PROBLEM REQUIREMENTS: Could you return every line of the material that contains the word "structured"?

PROVIDED INFORMATION:
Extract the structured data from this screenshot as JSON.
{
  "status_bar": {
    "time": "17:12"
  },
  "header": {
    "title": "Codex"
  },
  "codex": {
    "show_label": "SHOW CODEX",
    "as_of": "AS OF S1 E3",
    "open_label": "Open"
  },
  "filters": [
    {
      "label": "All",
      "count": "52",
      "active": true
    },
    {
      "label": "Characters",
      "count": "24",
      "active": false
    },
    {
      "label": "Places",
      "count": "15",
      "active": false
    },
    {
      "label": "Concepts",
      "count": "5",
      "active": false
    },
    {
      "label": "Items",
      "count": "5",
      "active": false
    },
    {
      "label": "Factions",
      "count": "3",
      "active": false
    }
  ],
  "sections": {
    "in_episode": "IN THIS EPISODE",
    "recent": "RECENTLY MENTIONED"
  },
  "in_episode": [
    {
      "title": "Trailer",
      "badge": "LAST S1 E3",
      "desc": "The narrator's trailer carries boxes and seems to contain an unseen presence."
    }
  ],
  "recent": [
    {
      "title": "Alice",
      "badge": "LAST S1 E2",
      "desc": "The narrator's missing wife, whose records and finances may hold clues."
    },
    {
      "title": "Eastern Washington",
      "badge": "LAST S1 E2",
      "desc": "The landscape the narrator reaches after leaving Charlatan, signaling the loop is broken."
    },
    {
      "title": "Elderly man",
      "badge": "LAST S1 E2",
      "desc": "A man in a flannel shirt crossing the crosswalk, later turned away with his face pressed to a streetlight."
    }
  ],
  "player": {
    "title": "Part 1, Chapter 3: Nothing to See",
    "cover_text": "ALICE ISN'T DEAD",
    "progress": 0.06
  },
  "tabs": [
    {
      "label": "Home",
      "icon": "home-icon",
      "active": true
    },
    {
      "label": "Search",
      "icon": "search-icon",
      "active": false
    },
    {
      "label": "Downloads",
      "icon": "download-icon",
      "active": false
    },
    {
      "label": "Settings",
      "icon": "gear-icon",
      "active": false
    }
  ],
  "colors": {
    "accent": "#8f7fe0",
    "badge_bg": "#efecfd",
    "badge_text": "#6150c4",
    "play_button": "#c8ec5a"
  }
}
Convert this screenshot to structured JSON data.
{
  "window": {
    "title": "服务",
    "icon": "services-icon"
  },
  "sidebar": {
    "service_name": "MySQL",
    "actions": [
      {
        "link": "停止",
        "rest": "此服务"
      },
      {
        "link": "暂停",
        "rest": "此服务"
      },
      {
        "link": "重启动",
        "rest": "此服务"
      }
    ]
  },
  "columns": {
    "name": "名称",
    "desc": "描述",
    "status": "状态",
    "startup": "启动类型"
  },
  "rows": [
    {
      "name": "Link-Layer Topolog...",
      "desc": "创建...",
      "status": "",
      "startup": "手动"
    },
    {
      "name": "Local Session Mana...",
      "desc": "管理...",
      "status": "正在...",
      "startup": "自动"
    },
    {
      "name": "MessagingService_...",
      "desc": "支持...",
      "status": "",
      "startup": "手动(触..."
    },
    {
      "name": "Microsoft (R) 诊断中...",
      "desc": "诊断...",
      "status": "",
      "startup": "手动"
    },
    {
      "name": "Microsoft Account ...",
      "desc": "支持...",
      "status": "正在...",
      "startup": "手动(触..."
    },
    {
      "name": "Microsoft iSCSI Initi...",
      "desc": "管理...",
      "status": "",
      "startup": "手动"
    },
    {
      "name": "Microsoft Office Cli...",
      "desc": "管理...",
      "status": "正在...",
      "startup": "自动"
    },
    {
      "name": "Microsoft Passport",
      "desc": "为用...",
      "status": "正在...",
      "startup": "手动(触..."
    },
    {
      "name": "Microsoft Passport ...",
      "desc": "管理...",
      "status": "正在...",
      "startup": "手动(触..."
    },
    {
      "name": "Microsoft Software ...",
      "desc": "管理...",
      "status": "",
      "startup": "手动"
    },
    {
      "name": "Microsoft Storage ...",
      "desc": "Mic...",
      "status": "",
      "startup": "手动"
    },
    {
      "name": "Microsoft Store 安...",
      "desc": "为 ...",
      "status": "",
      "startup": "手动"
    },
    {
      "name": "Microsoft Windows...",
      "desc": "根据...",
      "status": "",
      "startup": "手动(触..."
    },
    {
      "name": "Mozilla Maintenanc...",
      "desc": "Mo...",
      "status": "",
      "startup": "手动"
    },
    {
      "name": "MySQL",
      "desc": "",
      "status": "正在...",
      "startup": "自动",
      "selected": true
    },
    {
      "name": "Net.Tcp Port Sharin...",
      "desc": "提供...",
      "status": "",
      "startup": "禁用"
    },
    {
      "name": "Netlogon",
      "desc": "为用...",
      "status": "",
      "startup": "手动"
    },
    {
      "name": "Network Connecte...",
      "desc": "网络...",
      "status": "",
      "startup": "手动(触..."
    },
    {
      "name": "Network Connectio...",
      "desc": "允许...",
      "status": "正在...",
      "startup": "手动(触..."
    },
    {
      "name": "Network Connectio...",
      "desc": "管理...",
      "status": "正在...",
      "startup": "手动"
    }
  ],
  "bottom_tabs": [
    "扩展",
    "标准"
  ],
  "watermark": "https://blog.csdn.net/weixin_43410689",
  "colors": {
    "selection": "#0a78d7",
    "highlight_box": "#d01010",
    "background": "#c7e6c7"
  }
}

SOLUTION TO THIS TASK:
Extract the structured data from this screenshot as JSON.
Convert this screenshot to structured JSON data.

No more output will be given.